My Mum bought me this book for Christmas – maybe she was trying to tell me something?

If you haven’t come across the word Hygge before, then let me introduce you.  It’s Danish and for those of you wanting to be particularly on trend you can learn how to pronounce it here:  But Hue-gah or Hoo-gah get you most of the way there.

Some refer to hygge as the “art of creating intimacy” (either with yourself, friends or your home). While there’s no one English word to describe hygge, several can be used interchangeably to describe the idea of hygge such as cosiness, happiness, contentness, security, comfort, reassurance and kinship.  It envelopes all the senses and is especially a feeling – almost a six sense.
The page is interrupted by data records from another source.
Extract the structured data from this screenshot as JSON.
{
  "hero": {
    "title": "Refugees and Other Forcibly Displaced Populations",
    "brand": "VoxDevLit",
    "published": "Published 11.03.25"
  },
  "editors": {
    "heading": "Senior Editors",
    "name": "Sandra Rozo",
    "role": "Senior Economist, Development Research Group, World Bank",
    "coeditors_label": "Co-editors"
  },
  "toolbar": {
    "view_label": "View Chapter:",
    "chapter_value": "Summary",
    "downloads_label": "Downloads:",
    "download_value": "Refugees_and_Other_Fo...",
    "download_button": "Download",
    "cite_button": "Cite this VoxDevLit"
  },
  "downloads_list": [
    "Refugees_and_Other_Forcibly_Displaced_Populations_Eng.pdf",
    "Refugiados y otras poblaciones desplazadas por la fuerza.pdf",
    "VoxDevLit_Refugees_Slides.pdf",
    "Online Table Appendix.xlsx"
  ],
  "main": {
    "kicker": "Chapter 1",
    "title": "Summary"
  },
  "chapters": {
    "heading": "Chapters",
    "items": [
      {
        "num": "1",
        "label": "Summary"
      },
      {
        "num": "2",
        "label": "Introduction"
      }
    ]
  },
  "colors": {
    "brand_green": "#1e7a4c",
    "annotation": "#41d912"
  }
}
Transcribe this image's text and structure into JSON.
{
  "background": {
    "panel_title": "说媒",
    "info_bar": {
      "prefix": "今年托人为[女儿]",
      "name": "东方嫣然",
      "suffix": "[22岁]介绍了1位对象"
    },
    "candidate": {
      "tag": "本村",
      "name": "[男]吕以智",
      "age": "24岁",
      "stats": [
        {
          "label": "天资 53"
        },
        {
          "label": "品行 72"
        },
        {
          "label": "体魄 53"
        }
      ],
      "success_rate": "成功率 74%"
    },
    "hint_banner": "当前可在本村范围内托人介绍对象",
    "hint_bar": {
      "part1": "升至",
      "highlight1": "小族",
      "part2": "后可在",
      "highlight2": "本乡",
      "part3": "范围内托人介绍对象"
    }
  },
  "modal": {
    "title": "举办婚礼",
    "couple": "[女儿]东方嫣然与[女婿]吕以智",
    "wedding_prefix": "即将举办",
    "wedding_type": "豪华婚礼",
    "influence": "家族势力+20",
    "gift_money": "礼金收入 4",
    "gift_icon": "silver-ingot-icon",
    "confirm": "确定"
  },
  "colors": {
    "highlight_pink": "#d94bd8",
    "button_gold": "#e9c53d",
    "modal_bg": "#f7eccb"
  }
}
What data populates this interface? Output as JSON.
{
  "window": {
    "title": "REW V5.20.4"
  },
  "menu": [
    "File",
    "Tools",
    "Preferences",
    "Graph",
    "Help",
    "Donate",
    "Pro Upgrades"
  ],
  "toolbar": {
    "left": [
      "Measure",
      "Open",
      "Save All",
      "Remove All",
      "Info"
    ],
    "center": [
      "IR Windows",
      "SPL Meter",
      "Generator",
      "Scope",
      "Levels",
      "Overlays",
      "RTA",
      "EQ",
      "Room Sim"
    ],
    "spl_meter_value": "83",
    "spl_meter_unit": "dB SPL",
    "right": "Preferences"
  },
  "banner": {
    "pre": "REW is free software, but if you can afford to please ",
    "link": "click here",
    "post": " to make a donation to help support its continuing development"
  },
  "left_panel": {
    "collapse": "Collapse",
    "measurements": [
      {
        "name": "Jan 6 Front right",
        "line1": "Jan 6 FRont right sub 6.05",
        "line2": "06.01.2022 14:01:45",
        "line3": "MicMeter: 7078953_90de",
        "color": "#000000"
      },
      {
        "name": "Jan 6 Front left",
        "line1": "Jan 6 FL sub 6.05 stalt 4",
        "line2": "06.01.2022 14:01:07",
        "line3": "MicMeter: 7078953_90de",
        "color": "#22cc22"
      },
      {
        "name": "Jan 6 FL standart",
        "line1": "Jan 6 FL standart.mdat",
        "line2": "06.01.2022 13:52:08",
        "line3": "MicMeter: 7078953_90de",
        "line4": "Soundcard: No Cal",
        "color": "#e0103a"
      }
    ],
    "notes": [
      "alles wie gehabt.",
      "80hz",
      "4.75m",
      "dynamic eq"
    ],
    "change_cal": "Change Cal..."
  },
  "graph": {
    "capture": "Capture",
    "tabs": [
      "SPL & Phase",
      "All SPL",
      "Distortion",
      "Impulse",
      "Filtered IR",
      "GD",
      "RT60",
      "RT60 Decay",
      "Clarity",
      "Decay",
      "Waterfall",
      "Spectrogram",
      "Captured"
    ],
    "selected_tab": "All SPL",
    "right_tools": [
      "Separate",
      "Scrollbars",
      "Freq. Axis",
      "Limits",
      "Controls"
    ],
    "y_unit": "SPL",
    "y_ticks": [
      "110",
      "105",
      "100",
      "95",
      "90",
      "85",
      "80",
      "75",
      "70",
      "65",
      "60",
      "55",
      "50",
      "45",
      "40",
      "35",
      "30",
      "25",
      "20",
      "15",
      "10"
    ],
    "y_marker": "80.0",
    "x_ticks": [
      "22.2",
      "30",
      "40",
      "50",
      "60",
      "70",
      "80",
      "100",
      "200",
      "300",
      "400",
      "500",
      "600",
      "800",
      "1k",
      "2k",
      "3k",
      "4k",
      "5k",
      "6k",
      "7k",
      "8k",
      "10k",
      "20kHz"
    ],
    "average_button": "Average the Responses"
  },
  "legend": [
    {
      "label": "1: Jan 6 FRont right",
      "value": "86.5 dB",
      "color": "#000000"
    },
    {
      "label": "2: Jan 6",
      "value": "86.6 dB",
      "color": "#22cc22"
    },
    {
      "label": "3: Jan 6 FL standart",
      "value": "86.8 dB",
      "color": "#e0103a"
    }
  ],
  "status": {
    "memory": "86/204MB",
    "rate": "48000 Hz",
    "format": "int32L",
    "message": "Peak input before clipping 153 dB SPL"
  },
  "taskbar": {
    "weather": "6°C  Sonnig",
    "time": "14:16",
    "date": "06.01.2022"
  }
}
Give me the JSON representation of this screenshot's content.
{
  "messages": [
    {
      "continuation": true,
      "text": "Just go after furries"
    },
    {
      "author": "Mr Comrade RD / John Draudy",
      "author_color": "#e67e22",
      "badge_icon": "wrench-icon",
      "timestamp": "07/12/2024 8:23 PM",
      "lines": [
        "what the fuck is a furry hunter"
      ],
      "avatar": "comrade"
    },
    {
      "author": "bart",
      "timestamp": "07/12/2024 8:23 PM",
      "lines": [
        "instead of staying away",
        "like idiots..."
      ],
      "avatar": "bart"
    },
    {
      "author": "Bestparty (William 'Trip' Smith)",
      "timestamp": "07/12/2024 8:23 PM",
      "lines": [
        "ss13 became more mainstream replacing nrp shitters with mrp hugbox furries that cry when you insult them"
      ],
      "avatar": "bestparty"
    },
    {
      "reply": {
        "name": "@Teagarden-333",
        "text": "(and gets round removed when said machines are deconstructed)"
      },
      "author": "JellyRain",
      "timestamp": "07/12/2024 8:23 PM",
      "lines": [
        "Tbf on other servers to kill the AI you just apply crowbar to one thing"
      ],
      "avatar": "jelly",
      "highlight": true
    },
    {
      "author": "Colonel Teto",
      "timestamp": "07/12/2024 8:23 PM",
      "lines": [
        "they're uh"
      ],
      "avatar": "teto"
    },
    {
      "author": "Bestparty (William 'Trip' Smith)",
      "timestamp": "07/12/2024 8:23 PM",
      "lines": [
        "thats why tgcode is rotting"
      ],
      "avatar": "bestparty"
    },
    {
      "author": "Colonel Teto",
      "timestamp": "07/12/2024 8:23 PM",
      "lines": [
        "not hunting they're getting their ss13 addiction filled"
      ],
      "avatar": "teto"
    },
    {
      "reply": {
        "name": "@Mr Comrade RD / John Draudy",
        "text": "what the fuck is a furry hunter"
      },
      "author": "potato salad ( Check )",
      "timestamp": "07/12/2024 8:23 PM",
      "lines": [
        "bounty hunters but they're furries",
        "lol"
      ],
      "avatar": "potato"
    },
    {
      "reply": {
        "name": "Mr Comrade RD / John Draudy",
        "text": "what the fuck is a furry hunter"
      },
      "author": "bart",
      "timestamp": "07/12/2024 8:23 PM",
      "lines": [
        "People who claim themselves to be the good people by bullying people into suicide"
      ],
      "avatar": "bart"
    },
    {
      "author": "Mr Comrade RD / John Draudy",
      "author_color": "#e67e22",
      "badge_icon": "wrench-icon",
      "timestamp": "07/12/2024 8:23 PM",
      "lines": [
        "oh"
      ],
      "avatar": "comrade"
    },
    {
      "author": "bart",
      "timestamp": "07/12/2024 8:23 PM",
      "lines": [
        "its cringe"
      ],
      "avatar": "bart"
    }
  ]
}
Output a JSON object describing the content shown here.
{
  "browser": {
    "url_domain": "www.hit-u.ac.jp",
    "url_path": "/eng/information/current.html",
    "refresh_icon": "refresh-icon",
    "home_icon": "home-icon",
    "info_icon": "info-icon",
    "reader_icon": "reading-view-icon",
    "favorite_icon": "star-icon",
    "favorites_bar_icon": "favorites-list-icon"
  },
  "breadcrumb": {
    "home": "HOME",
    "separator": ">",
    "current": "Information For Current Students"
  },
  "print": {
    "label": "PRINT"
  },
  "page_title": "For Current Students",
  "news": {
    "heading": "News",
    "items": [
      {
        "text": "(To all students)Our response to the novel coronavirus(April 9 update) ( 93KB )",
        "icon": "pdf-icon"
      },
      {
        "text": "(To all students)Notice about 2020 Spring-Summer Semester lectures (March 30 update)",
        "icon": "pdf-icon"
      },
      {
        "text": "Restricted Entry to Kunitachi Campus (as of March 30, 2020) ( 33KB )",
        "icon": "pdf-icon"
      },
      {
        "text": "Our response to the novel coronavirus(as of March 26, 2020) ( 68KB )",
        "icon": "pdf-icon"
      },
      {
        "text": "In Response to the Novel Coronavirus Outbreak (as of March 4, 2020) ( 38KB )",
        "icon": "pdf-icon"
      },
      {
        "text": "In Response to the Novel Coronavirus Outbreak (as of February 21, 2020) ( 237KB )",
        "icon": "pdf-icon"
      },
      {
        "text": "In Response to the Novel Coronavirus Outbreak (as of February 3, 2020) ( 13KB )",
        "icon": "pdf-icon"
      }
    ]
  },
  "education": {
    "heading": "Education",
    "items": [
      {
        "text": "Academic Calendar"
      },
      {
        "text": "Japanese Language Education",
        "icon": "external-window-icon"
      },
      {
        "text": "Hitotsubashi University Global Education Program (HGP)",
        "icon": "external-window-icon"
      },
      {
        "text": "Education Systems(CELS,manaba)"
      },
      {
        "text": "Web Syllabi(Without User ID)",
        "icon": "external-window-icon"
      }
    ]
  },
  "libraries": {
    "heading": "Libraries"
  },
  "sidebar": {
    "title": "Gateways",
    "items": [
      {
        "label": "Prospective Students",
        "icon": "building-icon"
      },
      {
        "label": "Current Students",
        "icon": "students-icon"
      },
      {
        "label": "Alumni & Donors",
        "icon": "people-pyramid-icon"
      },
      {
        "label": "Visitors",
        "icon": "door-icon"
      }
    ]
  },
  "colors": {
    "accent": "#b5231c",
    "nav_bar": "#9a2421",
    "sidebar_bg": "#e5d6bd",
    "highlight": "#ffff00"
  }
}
If it interests you then I’ll let you read up on it through google or  you can purchase the book here.

Something to note – you can create hyggeligt moments no matter what the season or weather.  It’s about investing some time in being present in a particular sort of way – yet it covers a wide range of options.   A warm Summer’s evening barbecue with friends as the sun sets, and the smell of charcoal smoke or freshly cut grass waft your way, can be just as hyggeligt as sitting by a crackling log fire, cocoa in hand with a storm raging outside.

The thing that struck me reading this book is how it ties into the work I’m doing with clients on their resilience that underpins their wider success and performance.  I’ve written before about The Healthy Mind Platter and you can access the full paper here.   Hygge appears to cover various types of brain activity at once i.e Down Time, Time In, Connecting Time and on occasions I’m sure, Focus Time.

So what am I proposing here?

  1. This is nothing new – but then little ever is.
  2. Hygge could well be an easy short cut to establishing increased health & well being that will cross over between work and home. It doesn’t have to cost anything financially yet will have an impact on your decision making, creativity and quality of life
  3. Factor Hygge into your home, workplace, friendships & daily routines to act as a means of decreasing your cortisol levels and increasing your oxytocin. (& to a possible degree your serotonin levels).  If you’d like more info on that, give me a call and I’ll expand – or read the David Rock article above.
  4. Review and audit your day, week & month on a rolling basis to notice what is and isn’t present that is and isn’t helping you be at your best. Have you got enough hygge in your life?
  5. Get some help. Agree with your friends, family, colleagues, and/or partner that you’ll need their support.  It might be as simple as making sure that they have the kids looked after so you have time for a hot soak in the bath with some candles burning, music playing and a good read.  Or it might be agreement with your boss that you need some more time to go for a walk and kick leaves while breathing fresh air which in turn sparks off new thinking and ideas… instead of pushing on at your desk like a hero.
  6. The opportunities are vast to create more hygge because it can take so many different forms and can be woven into daily life so easily.

To keep ahead of the game you might like to know that Lagom – The Swedish secret to contentment is hot on the heels of hygge.  More here.

But for now, if you like the sound of hygge, and see that more of it in your life would benefit you and those you’re wanting to get the best from, then get in touch and I’ll give you some more steers.